Goal of the exercise >> Below are the records; print them again exactly and omit the pictures.

Given records >>
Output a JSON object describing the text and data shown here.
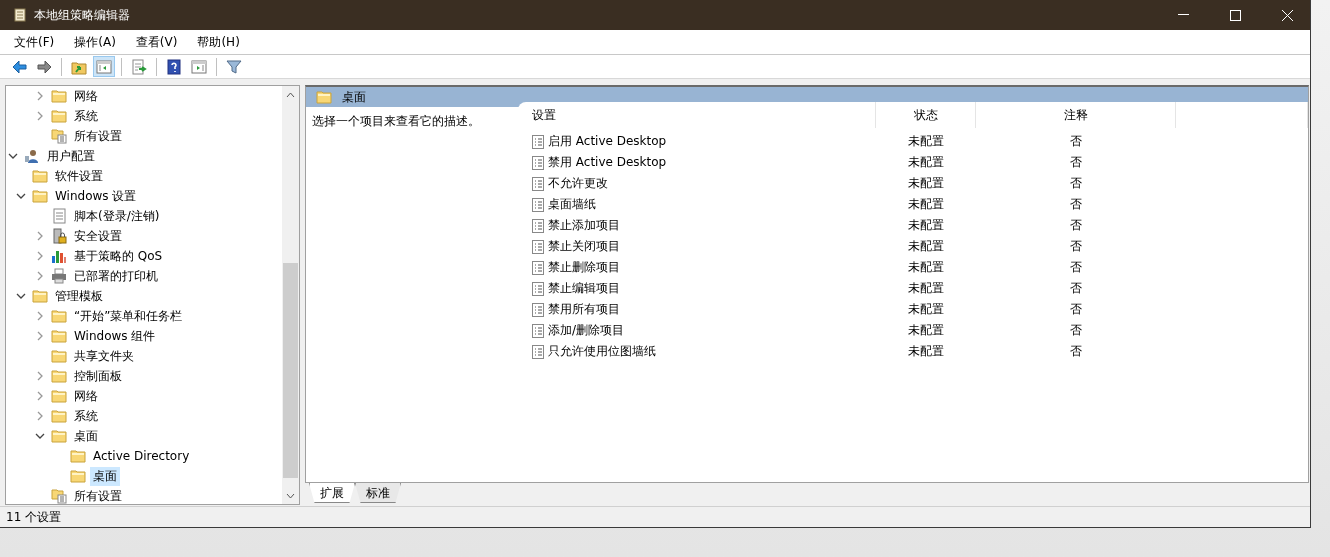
{
  "window": {
    "title": "本地组策略编辑器"
  },
  "menu": [
    "文件(F)",
    "操作(A)",
    "查看(V)",
    "帮助(H)"
  ],
  "toolbar": [
    {
      "kind": "back",
      "pressed": false
    },
    {
      "kind": "forward",
      "pressed": false
    },
    {
      "kind": "separator"
    },
    {
      "kind": "up",
      "pressed": false
    },
    {
      "kind": "tree",
      "pressed": true
    },
    {
      "kind": "separator"
    },
    {
      "kind": "export",
      "pressed": false
    },
    {
      "kind": "separator"
    },
    {
      "kind": "help",
      "pressed": false
    },
    {
      "kind": "pane",
      "pressed": false
    },
    {
      "kind": "separator"
    },
    {
      "kind": "filter",
      "pressed": false
    }
  ],
  "tree": [
    {
      "children": [
        {
          "children": [
            {
              "label": "网络",
              "kind": "folder",
              "expanded": false,
              "selected": false
            },
            {
              "label": "系统",
              "kind": "folder",
              "expanded": false,
              "selected": false
            },
            {
              "label": "所有设置",
              "kind": "settings",
              "selected": false
            }
          ]
        }
      ]
    },
    {
      "label": "用户配置",
      "kind": "user",
      "expanded": true,
      "selected": false,
      "children": [
        {
          "label": "软件设置",
          "kind": "folder",
          "selected": false
        },
        {
          "label": "Windows 设置",
          "kind": "folder",
          "expanded": true,
          "selected": false,
          "children": [
            {
              "label": "脚本(登录/注销)",
              "kind": "script",
              "selected": false
            },
            {
              "label": "安全设置",
              "kind": "security",
              "expanded": false,
              "selected": false
            },
            {
              "label": "基于策略的 QoS",
              "kind": "qos",
              "expanded": false,
              "selected": false
            },
            {
              "label": "已部署的打印机",
              "kind": "printer",
              "expanded": false,
              "selected": false
            }
          ]
        },
        {
          "label": "管理模板",
          "kind": "folder",
          "expanded": true,
          "selected": false,
          "children": [
            {
              "label": "“开始”菜单和任务栏",
              "kind": "folder",
              "expanded": false,
              "selected": false
            },
            {
              "label": "Windows 组件",
              "kind": "folder",
              "expanded": false,
              "selected": false
            },
            {
              "label": "共享文件夹",
              "kind": "folder",
              "selected": false
            },
            {
              "label": "控制面板",
              "kind": "folder",
              "expanded": false,
              "selected": false
            },
            {
              "label": "网络",
              "kind": "folder",
              "expanded": false,
              "selected": false
            },
            {
              "label": "系统",
              "kind": "folder",
              "expanded": false,
              "selected": false
            },
            {
              "label": "桌面",
              "kind": "folder",
              "expanded": true,
              "selected": false,
              "children": [
                {
                  "label": "Active Directory",
                  "kind": "folder",
                  "selected": false
                },
                {
                  "label": "桌面",
                  "kind": "folder",
                  "selected": true
                }
              ]
            },
            {
              "label": "所有设置",
              "kind": "settings",
              "selected": false
            }
          ]
        }
      ]
    }
  ],
  "panel": {
    "title": "桌面",
    "description": "选择一个项目来查看它的描述。",
    "columns": [
      "设置",
      "状态",
      "注释"
    ],
    "rows": [
      {
        "setting": "启用 Active Desktop",
        "state": "未配置",
        "comment": "否"
      },
      {
        "setting": "禁用 Active Desktop",
        "state": "未配置",
        "comment": "否"
      },
      {
        "setting": "不允许更改",
        "state": "未配置",
        "comment": "否"
      },
      {
        "setting": "桌面墙纸",
        "state": "未配置",
        "comment": "否"
      },
      {
        "setting": "禁止添加项目",
        "state": "未配置",
        "comment": "否"
      },
      {
        "setting": "禁止关闭项目",
        "state": "未配置",
        "comment": "否"
      },
      {
        "setting": "禁止删除项目",
        "state": "未配置",
        "comment": "否"
      },
      {
        "setting": "禁止编辑项目",
        "state": "未配置",
        "comment": "否"
      },
      {
        "setting": "禁用所有项目",
        "state": "未配置",
        "comment": "否"
      },
      {
        "setting": "添加/删除项目",
        "state": "未配置",
        "comment": "否"
      },
      {
        "setting": "只允许使用位图墙纸",
        "state": "未配置",
        "comment": "否"
      }
    ]
  },
  "view_tabs": [
    {
      "label": "扩展",
      "selected": true
    },
    {
      "label": "标准",
      "selected": false
    }
  ],
  "status_bar": "11 个设置"
}
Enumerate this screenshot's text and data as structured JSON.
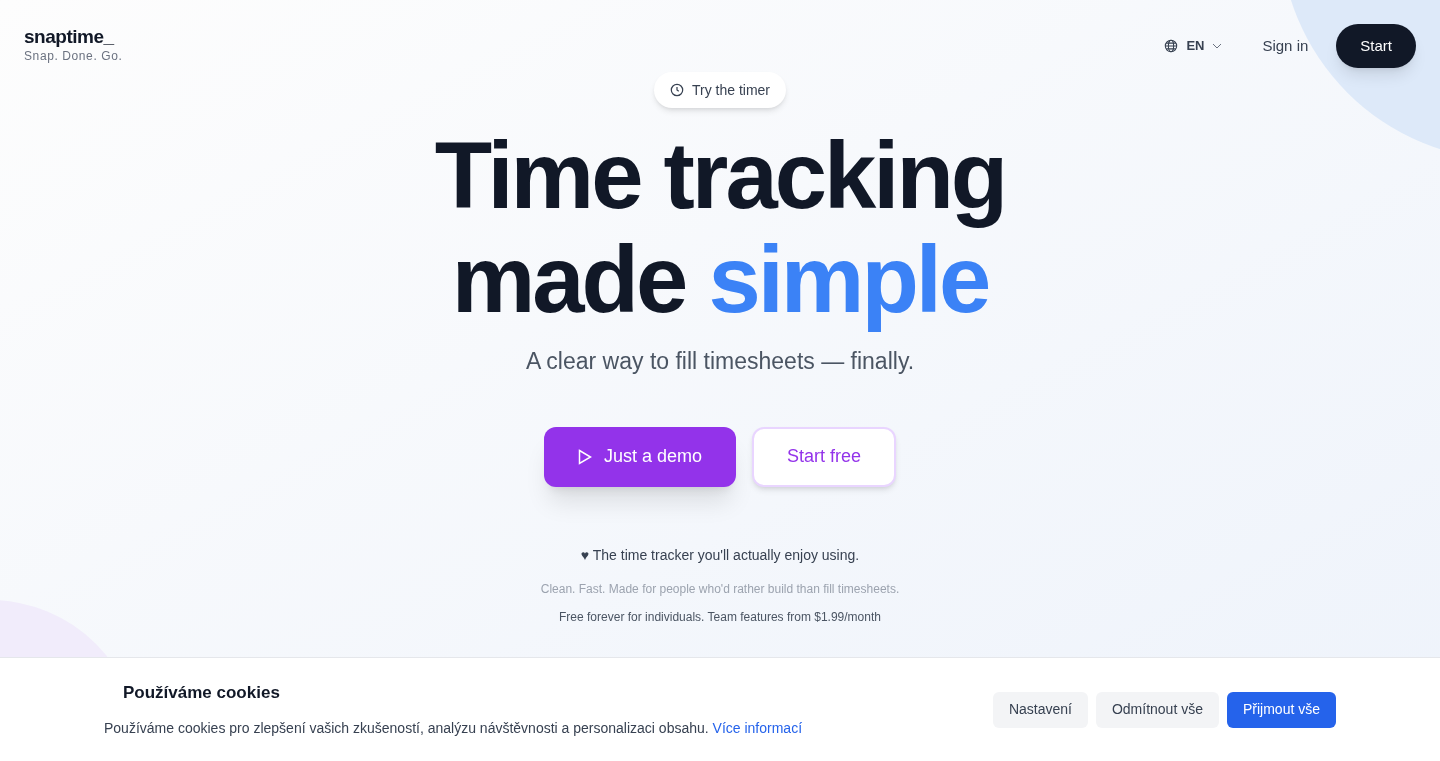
{
  "header": {
    "logo": "snaptime_",
    "tagline": "Snap. Done. Go.",
    "language": "EN",
    "sign_in": "Sign in",
    "start": "Start"
  },
  "hero": {
    "badge": "Try the timer",
    "headline": {
      "line_1": "Time tracking",
      "line_2": "made",
      "highlight": "simple"
    },
    "subtitle": "A clear way to fill timesheets — finally.",
    "buttons": [
      {
        "label": "Just a demo",
        "kind": "primary"
      },
      {
        "label": "Start free",
        "kind": "secondary"
      }
    ],
    "tagline": "♥ The time tracker you'll actually enjoy using.",
    "note": "Clean. Fast. Made for people who'd rather build than fill timesheets.",
    "pricing": "Free forever for individuals. Team features from $1.99/month"
  },
  "cookie_banner": {
    "title": "Používáme cookies",
    "text": "Používáme cookies pro zlepšení vašich zkušeností, analýzu návštěvnosti a personalizaci obsahu.",
    "link": "Více informací",
    "buttons": [
      {
        "label": "Nastavení",
        "kind": "secondary"
      },
      {
        "label": "Odmítnout vše",
        "kind": "secondary"
      },
      {
        "label": "Přijmout vše",
        "kind": "primary"
      }
    ]
  }
}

Result of the task >>
Output a JSON object describing the text and data shown here.
{
  "window": {
    "title": "本地组策略编辑器"
  },
  "menu": [
    "文件(F)",
    "操作(A)",
    "查看(V)",
    "帮助(H)"
  ],
  "toolbar": [
    {
      "kind": "back",
      "pressed": false
    },
    {
      "kind": "forward",
      "pressed": false
    },
    {
      "kind": "separator"
    },
    {
      "kind": "up",
      "pressed": false
    },
    {
      "kind": "tree",
      "pressed": true
    },
    {
      "kind": "separator"
    },
    {
      "kind": "export",
      "pressed": false
    },
    {
      "kind": "separator"
    },
    {
      "kind": "help",
      "pressed": false
    },
    {
      "kind": "pane",
      "pressed": false
    },
    {
      "kind": "separator"
    },
    {
      "kind": "filter",
      "pressed": false
    }
  ],
  "tree": [
    {
      "children": [
        {
          "children": [
            {
              "label": "网络",
              "kind": "folder",
              "expanded": false,
              "selected": false
            },
            {
              "label": "系统",
              "kind": "folder",
              "expanded": false,
              "selected": false
            },
            {
              "label": "所有设置",
              "kind": "settings",
              "selected": false
            }
          ]
        }
      ]
    },
    {
      "label": "用户配置",
      "kind": "user",
      "expanded": true,
      "selected": false,
      "children": [
        {
          "label": "软件设置",
          "kind": "folder",
          "selected": false
        },
        {
          "label": "Windows 设置",
          "kind": "folder",
          "expanded": true,
          "selected": false,
          "children": [
            {
              "label": "脚本(登录/注销)",
              "kind": "script",
              "selected": false
            },
            {
              "label": "安全设置",
              "kind": "security",
              "expanded": false,
              "selected": false
            },
            {
              "label": "基于策略的 QoS",
              "kind": "qos",
              "expanded": false,
              "selected": false
            },
            {
              "label": "已部署的打印机",
              "kind": "printer",
              "expanded": false,
              "selected": false
            }
          ]
        },
        {
          "label": "管理模板",
          "kind": "folder",
          "expanded": true,
          "selected": false,
          "children": [
            {
              "label": "“开始”菜单和任务栏",
              "kind": "folder",
              "expanded": false,
              "selected": false
            },
            {
              "label": "Windows 组件",
              "kind": "folder",
              "expanded": false,
              "selected": false
            },
            {
              "label": "共享文件夹",
              "kind": "folder",
              "selected": false
            },
            {
              "label": "控制面板",
              "kind": "folder",
              "expanded": false,
              "selected": false
            },
            {
              "label": "网络",
              "kind": "folder",
              "expanded": false,
              "selected": false
            },
            {
              "label": "系统",
              "kind": "folder",
              "expanded": false,
              "selected": false
            },
            {
              "label": "桌面",
              "kind": "folder",
              "expanded": true,
              "selected": false,
              "children": [
                {
                  "label": "Active Directory",
                  "kind": "folder",
                  "selected": false
                },
                {
                  "label": "桌面",
                  "kind": "folder",
                  "selected": true
                }
              ]
            },
            {
              "label": "所有设置",
              "kind": "settings",
              "selected": false
            }
          ]
        }
      ]
    }
  ],
  "panel": {
    "title": "桌面",
    "description": "选择一个项目来查看它的描述。",
    "columns": [
      "设置",
      "状态",
      "注释"
    ],
    "rows": [
      {
        "setting": "启用 Active Desktop",
        "state": "未配置",
        "comment": "否"
      },
      {
        "setting": "禁用 Active Desktop",
        "state": "未配置",
        "comment": "否"
      },
      {
        "setting": "不允许更改",
        "state": "未配置",
        "comment": "否"
      },
      {
        "setting": "桌面墙纸",
        "state": "未配置",
        "comment": "否"
      },
      {
        "setting": "禁止添加项目",
        "state": "未配置",
        "comment": "否"
      },
      {
        "setting": "禁止关闭项目",
        "state": "未配置",
        "comment": "否"
      },
      {
        "setting": "禁止删除项目",
        "state": "未配置",
        "comment": "否"
      },
      {
        "setting": "禁止编辑项目",
        "state": "未配置",
        "comment": "否"
      },
      {
        "setting": "禁用所有项目",
        "state": "未配置",
        "comment": "否"
      },
      {
        "setting": "添加/删除项目",
        "state": "未配置",
        "comment": "否"
      },
      {
        "setting": "只允许使用位图墙纸",
        "state": "未配置",
        "comment": "否"
      }
    ]
  },
  "view_tabs": [
    {
      "label": "扩展",
      "selected": true
    },
    {
      "label": "标准",
      "selected": false
    }
  ],
  "status_bar": "11 个设置"
}
Enumerate this screenshot's text and data as structured JSON.
{
  "header": {
    "logo": "snaptime_",
    "tagline": "Snap. Done. Go.",
    "language": "EN",
    "sign_in": "Sign in",
    "start": "Start"
  },
  "hero": {
    "badge": "Try the timer",
    "headline": {
      "line_1": "Time tracking",
      "line_2": "made",
      "highlight": "simple"
    },
    "subtitle": "A clear way to fill timesheets — finally.",
    "buttons": [
      {
        "label": "Just a demo",
        "kind": "primary"
      },
      {
        "label": "Start free",
        "kind": "secondary"
      }
    ],
    "tagline": "♥ The time tracker you'll actually enjoy using.",
    "note": "Clean. Fast. Made for people who'd rather build than fill timesheets.",
    "pricing": "Free forever for individuals. Team features from $1.99/month"
  },
  "cookie_banner": {
    "title": "Používáme cookies",
    "text": "Používáme cookies pro zlepšení vašich zkušeností, analýzu návštěvnosti a personalizaci obsahu.",
    "link": "Více informací",
    "buttons": [
      {
        "label": "Nastavení",
        "kind": "secondary"
      },
      {
        "label": "Odmítnout vše",
        "kind": "secondary"
      },
      {
        "label": "Přijmout vše",
        "kind": "primary"
      }
    ]
  }
}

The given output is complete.